• AIM OF THE EXERCISE
Could you restate every entry word for word, leaving the pictures out?

== DATASET RECORDS ==

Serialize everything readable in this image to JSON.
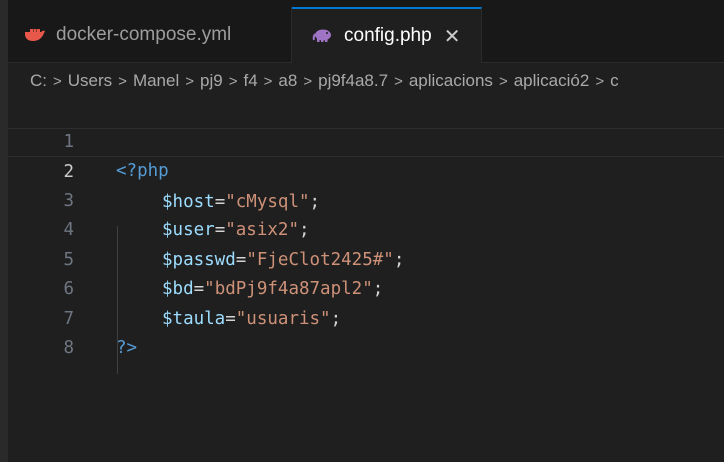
{
  "tabs": [
    {
      "label": "docker-compose.yml",
      "icon": "docker-whale-icon",
      "active": false
    },
    {
      "label": "config.php",
      "icon": "php-elephant-icon",
      "active": true,
      "close": "✕"
    }
  ],
  "breadcrumb": [
    "C:",
    "Users",
    "Manel",
    "pj9",
    "f4",
    "a8",
    "pj9f4a8.7",
    "aplicacions",
    "aplicació2",
    "c"
  ],
  "breadcrumb_separator": ">",
  "editor": {
    "current_line": 2,
    "lines": [
      {
        "num": "1",
        "open_tag": "<?php"
      },
      {
        "num": "2",
        "var": "$host",
        "eq": "=",
        "str": "\"cMysql\"",
        "semi": ";"
      },
      {
        "num": "3",
        "var": "$user",
        "eq": "=",
        "str": "\"asix2\"",
        "semi": ";"
      },
      {
        "num": "4",
        "var": "$passwd",
        "eq": "=",
        "str": "\"FjeClot2425#\"",
        "semi": ";"
      },
      {
        "num": "5",
        "var": "$bd",
        "eq": "=",
        "str": "\"bdPj9f4a87apl2\"",
        "semi": ";"
      },
      {
        "num": "6",
        "var": "$taula",
        "eq": "=",
        "str": "\"usuaris\"",
        "semi": ";"
      },
      {
        "num": "7",
        "close_tag": "?>"
      },
      {
        "num": "8"
      }
    ]
  },
  "colors": {
    "accent": "#0078d4",
    "docker_icon": "#e8584a",
    "php_icon": "#a074c4",
    "keyword": "#569cd6",
    "variable": "#9cdcfe",
    "string": "#ce9178"
  }
}
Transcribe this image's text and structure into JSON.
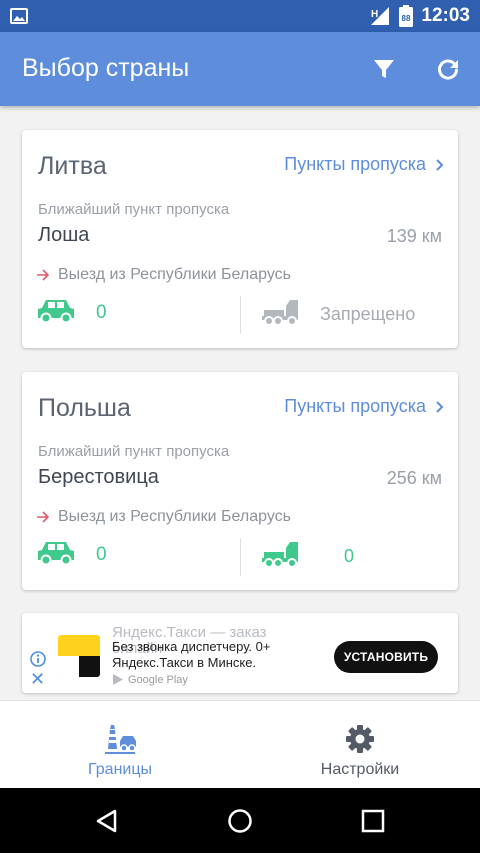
{
  "status_bar": {
    "time": "12:03",
    "network": "H",
    "battery": "88"
  },
  "app_bar": {
    "title": "Выбор страны",
    "icons": [
      "filter-icon",
      "refresh-icon"
    ]
  },
  "cards": [
    {
      "country": "Литва",
      "link": "Пункты пропуска",
      "nearest_label": "Ближайший пункт пропуска",
      "point": "Лоша",
      "distance": "139 км",
      "direction": "Выезд из Республики Беларусь",
      "cars": "0",
      "trucks": "Запрещено"
    },
    {
      "country": "Польша",
      "link": "Пункты пропуска",
      "nearest_label": "Ближайший пункт пропуска",
      "point": "Берестовица",
      "distance": "256 км",
      "direction": "Выезд из Республики Беларусь",
      "cars": "0",
      "trucks": "0"
    }
  ],
  "ad": {
    "headline": "Яндекс.Такси — заказ онлайн",
    "description": "Без звонка диспетчеру. 0+ Яндекс.Такси в Минске.",
    "store": "Google Play",
    "button": "УСТАНОВИТЬ"
  },
  "bottom_nav": {
    "tabs": [
      {
        "label": "Границы",
        "icon": "border-lighthouse-icon",
        "active": true
      },
      {
        "label": "Настройки",
        "icon": "gear-icon",
        "active": false
      }
    ]
  },
  "colors": {
    "accent": "#5d8ddb",
    "status_bar": "#2f5fae",
    "green": "#3fc98c",
    "exit_arrow": "#e05a6a"
  }
}
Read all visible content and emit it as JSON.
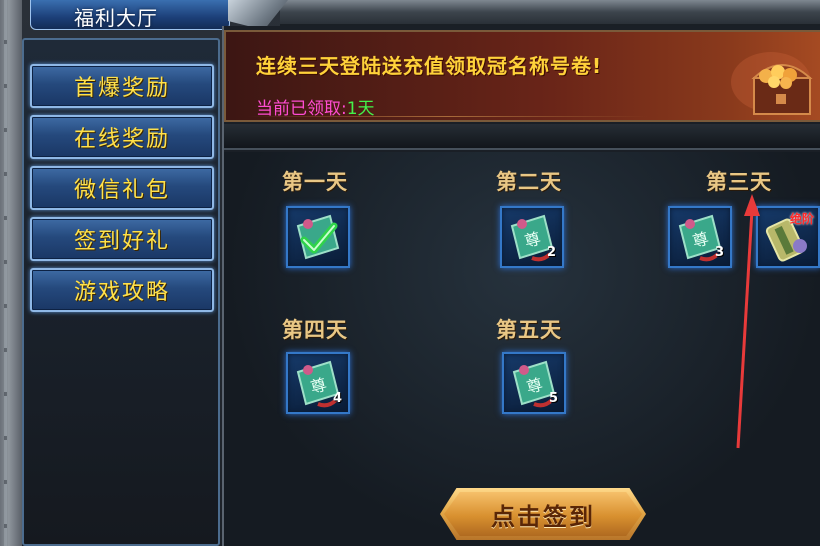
{
  "window": {
    "title": "福利大厅"
  },
  "sidebar": {
    "items": [
      {
        "label": "首爆奖励"
      },
      {
        "label": "在线奖励"
      },
      {
        "label": "微信礼包"
      },
      {
        "label": "签到好礼"
      },
      {
        "label": "游戏攻略"
      }
    ]
  },
  "banner": {
    "title": "连续三天登陆送充值领取冠名称号卷!",
    "received_label": "当前已领取:",
    "received_value": "1天"
  },
  "days": [
    {
      "label": "第一天",
      "items": [
        {
          "icon": "title-card-icon",
          "claimed": true
        }
      ]
    },
    {
      "label": "第二天",
      "items": [
        {
          "icon": "title-card-icon",
          "count": "2"
        }
      ]
    },
    {
      "label": "第三天",
      "items": [
        {
          "icon": "title-card-icon",
          "count": "3"
        },
        {
          "icon": "scroll-icon",
          "badge": "绝阶"
        }
      ]
    },
    {
      "label": "第四天",
      "items": [
        {
          "icon": "title-card-icon",
          "count": "4"
        }
      ]
    },
    {
      "label": "第五天",
      "items": [
        {
          "icon": "title-card-icon",
          "count": "5"
        }
      ]
    }
  ],
  "sign_button": {
    "label": "点击签到"
  },
  "colors": {
    "menu_text": "#ffe14a",
    "banner_title": "#ffd23a",
    "received_label": "#ff4cd2",
    "received_value": "#44f24a",
    "day_label": "#e9c785",
    "annotation_arrow": "#e83a3a"
  }
}
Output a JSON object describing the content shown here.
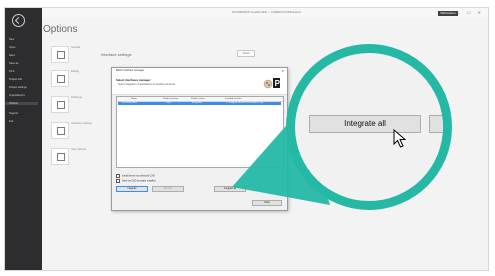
{
  "window": {
    "title": "SOLIDWORKS Visualize 2016 — CADENAS PARTsolutions",
    "brand": "PARTsolutions",
    "window_controls": "— ☐ ✕"
  },
  "sidebar": {
    "items": [
      {
        "label": "New"
      },
      {
        "label": "Open"
      },
      {
        "label": "Save"
      },
      {
        "label": "Save as"
      },
      {
        "label": "Print"
      },
      {
        "label": "Project info"
      },
      {
        "label": "Project settings"
      },
      {
        "label": "Import/Export"
      },
      {
        "label": "Options"
      },
      {
        "label": "Support"
      },
      {
        "label": "Exit"
      }
    ],
    "selected_index": 8
  },
  "page": {
    "heading": "Options",
    "categories": [
      {
        "label": "General"
      },
      {
        "label": "Editing"
      },
      {
        "label": "Drawings"
      },
      {
        "label": "Interfaces settings"
      },
      {
        "label": "User Options"
      }
    ],
    "panel_title": "Interface settings",
    "panel_button": "Check"
  },
  "dialog": {
    "title": "Batch interface manager",
    "close": "✕",
    "heading": "Select interfaces manager",
    "subheading": "Select integration of applications to interface accounts",
    "columns": [
      "Name",
      "Product version",
      "Product status",
      "Installed location"
    ],
    "rows": [
      {
        "name": "SOLIDWORKS",
        "version": "2016",
        "status": "Integrated",
        "location": "C:\\Program Files\\SOLIDWORKS Corp"
      }
    ],
    "checkboxes": [
      {
        "label": "Install driver into selected CAD"
      },
      {
        "label": "Save as CAD template installed"
      }
    ],
    "buttons": {
      "integrate": "Integrate",
      "remove": "Remove",
      "integrate_all": "Integrate all",
      "close": "Close"
    }
  },
  "magnifier": {
    "button_label": "Integrate all"
  },
  "colors": {
    "accent": "#25b8a5",
    "selection": "#3a8ee6",
    "sidebar": "#2d2d30"
  }
}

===

• THE ANSWER
Serialize everything readable in this image to JSON.
{
  "tabs": [
    {
      "label": "docker-compose.yml",
      "icon": "docker-whale-icon",
      "active": false
    },
    {
      "label": "config.php",
      "icon": "php-elephant-icon",
      "active": true,
      "close": "✕"
    }
  ],
  "breadcrumb": [
    "C:",
    "Users",
    "Manel",
    "pj9",
    "f4",
    "a8",
    "pj9f4a8.7",
    "aplicacions",
    "aplicació2",
    "c"
  ],
  "breadcrumb_separator": ">",
  "editor": {
    "current_line": 2,
    "lines": [
      {
        "num": "1",
        "open_tag": "<?php"
      },
      {
        "num": "2",
        "var": "$host",
        "eq": "=",
        "str": "\"cMysql\"",
        "semi": ";"
      },
      {
        "num": "3",
        "var": "$user",
        "eq": "=",
        "str": "\"asix2\"",
        "semi": ";"
      },
      {
        "num": "4",
        "var": "$passwd",
        "eq": "=",
        "str": "\"FjeClot2425#\"",
        "semi": ";"
      },
      {
        "num": "5",
        "var": "$bd",
        "eq": "=",
        "str": "\"bdPj9f4a87apl2\"",
        "semi": ";"
      },
      {
        "num": "6",
        "var": "$taula",
        "eq": "=",
        "str": "\"usuaris\"",
        "semi": ";"
      },
      {
        "num": "7",
        "close_tag": "?>"
      },
      {
        "num": "8"
      }
    ]
  },
  "colors": {
    "accent": "#0078d4",
    "docker_icon": "#e8584a",
    "php_icon": "#a074c4",
    "keyword": "#569cd6",
    "variable": "#9cdcfe",
    "string": "#ce9178"
  }
}
Transcribe this image's text and structure into JSON.
{
  "status_bar": {
    "time": "12:03",
    "network": "H",
    "battery": "88"
  },
  "app_bar": {
    "title": "Выбор страны",
    "icons": [
      "filter-icon",
      "refresh-icon"
    ]
  },
  "cards": [
    {
      "country": "Литва",
      "link": "Пункты пропуска",
      "nearest_label": "Ближайший пункт пропуска",
      "point": "Лоша",
      "distance": "139 км",
      "direction": "Выезд из Республики Беларусь",
      "cars": "0",
      "trucks": "Запрещено"
    },
    {
      "country": "Польша",
      "link": "Пункты пропуска",
      "nearest_label": "Ближайший пункт пропуска",
      "point": "Берестовица",
      "distance": "256 км",
      "direction": "Выезд из Республики Беларусь",
      "cars": "0",
      "trucks": "0"
    }
  ],
  "ad": {
    "headline": "Яндекс.Такси — заказ онлайн",
    "description": "Без звонка диспетчеру. 0+ Яндекс.Такси в Минске.",
    "store": "Google Play",
    "button": "УСТАНОВИТЬ"
  },
  "bottom_nav": {
    "tabs": [
      {
        "label": "Границы",
        "icon": "border-lighthouse-icon",
        "active": true
      },
      {
        "label": "Настройки",
        "icon": "gear-icon",
        "active": false
      }
    ]
  },
  "colors": {
    "accent": "#5d8ddb",
    "status_bar": "#2f5fae",
    "green": "#3fc98c",
    "exit_arrow": "#e05a6a"
  }
}
Read all visible content and emit it as JSON.
{
  "window": {
    "title": "福利大厅"
  },
  "sidebar": {
    "items": [
      {
        "label": "首爆奖励"
      },
      {
        "label": "在线奖励"
      },
      {
        "label": "微信礼包"
      },
      {
        "label": "签到好礼"
      },
      {
        "label": "游戏攻略"
      }
    ]
  },
  "banner": {
    "title": "连续三天登陆送充值领取冠名称号卷!",
    "received_label": "当前已领取:",
    "received_value": "1天"
  },
  "days": [
    {
      "label": "第一天",
      "items": [
        {
          "icon": "title-card-icon",
          "claimed": true
        }
      ]
    },
    {
      "label": "第二天",
      "items": [
        {
          "icon": "title-card-icon",
          "count": "2"
        }
      ]
    },
    {
      "label": "第三天",
      "items": [
        {
          "icon": "title-card-icon",
          "count": "3"
        },
        {
          "icon": "scroll-icon",
          "badge": "绝阶"
        }
      ]
    },
    {
      "label": "第四天",
      "items": [
        {
          "icon": "title-card-icon",
          "count": "4"
        }
      ]
    },
    {
      "label": "第五天",
      "items": [
        {
          "icon": "title-card-icon",
          "count": "5"
        }
      ]
    }
  ],
  "sign_button": {
    "label": "点击签到"
  },
  "colors": {
    "menu_text": "#ffe14a",
    "banner_title": "#ffd23a",
    "received_label": "#ff4cd2",
    "received_value": "#44f24a",
    "day_label": "#e9c785",
    "annotation_arrow": "#e83a3a"
  }
}
Output a JSON object describing the content shown here.
{
  "window": {
    "title": "SOLIDWORKS Visualize 2016 — CADENAS PARTsolutions",
    "brand": "PARTsolutions",
    "window_controls": "— ☐ ✕"
  },
  "sidebar": {
    "items": [
      {
        "label": "New"
      },
      {
        "label": "Open"
      },
      {
        "label": "Save"
      },
      {
        "label": "Save as"
      },
      {
        "label": "Print"
      },
      {
        "label": "Project info"
      },
      {
        "label": "Project settings"
      },
      {
        "label": "Import/Export"
      },
      {
        "label": "Options"
      },
      {
        "label": "Support"
      },
      {
        "label": "Exit"
      }
    ],
    "selected_index": 8
  },
  "page": {
    "heading": "Options",
    "categories": [
      {
        "label": "General"
      },
      {
        "label": "Editing"
      },
      {
        "label": "Drawings"
      },
      {
        "label": "Interfaces settings"
      },
      {
        "label": "User Options"
      }
    ],
    "panel_title": "Interface settings",
    "panel_button": "Check"
  },
  "dialog": {
    "title": "Batch interface manager",
    "close": "✕",
    "heading": "Select interfaces manager",
    "subheading": "Select integration of applications to interface accounts",
    "columns": [
      "Name",
      "Product version",
      "Product status",
      "Installed location"
    ],
    "rows": [
      {
        "name": "SOLIDWORKS",
        "version": "2016",
        "status": "Integrated",
        "location": "C:\\Program Files\\SOLIDWORKS Corp"
      }
    ],
    "checkboxes": [
      {
        "label": "Install driver into selected CAD"
      },
      {
        "label": "Save as CAD template installed"
      }
    ],
    "buttons": {
      "integrate": "Integrate",
      "remove": "Remove",
      "integrate_all": "Integrate all",
      "close": "Close"
    }
  },
  "magnifier": {
    "button_label": "Integrate all"
  },
  "colors": {
    "accent": "#25b8a5",
    "selection": "#3a8ee6",
    "sidebar": "#2d2d30"
  }
}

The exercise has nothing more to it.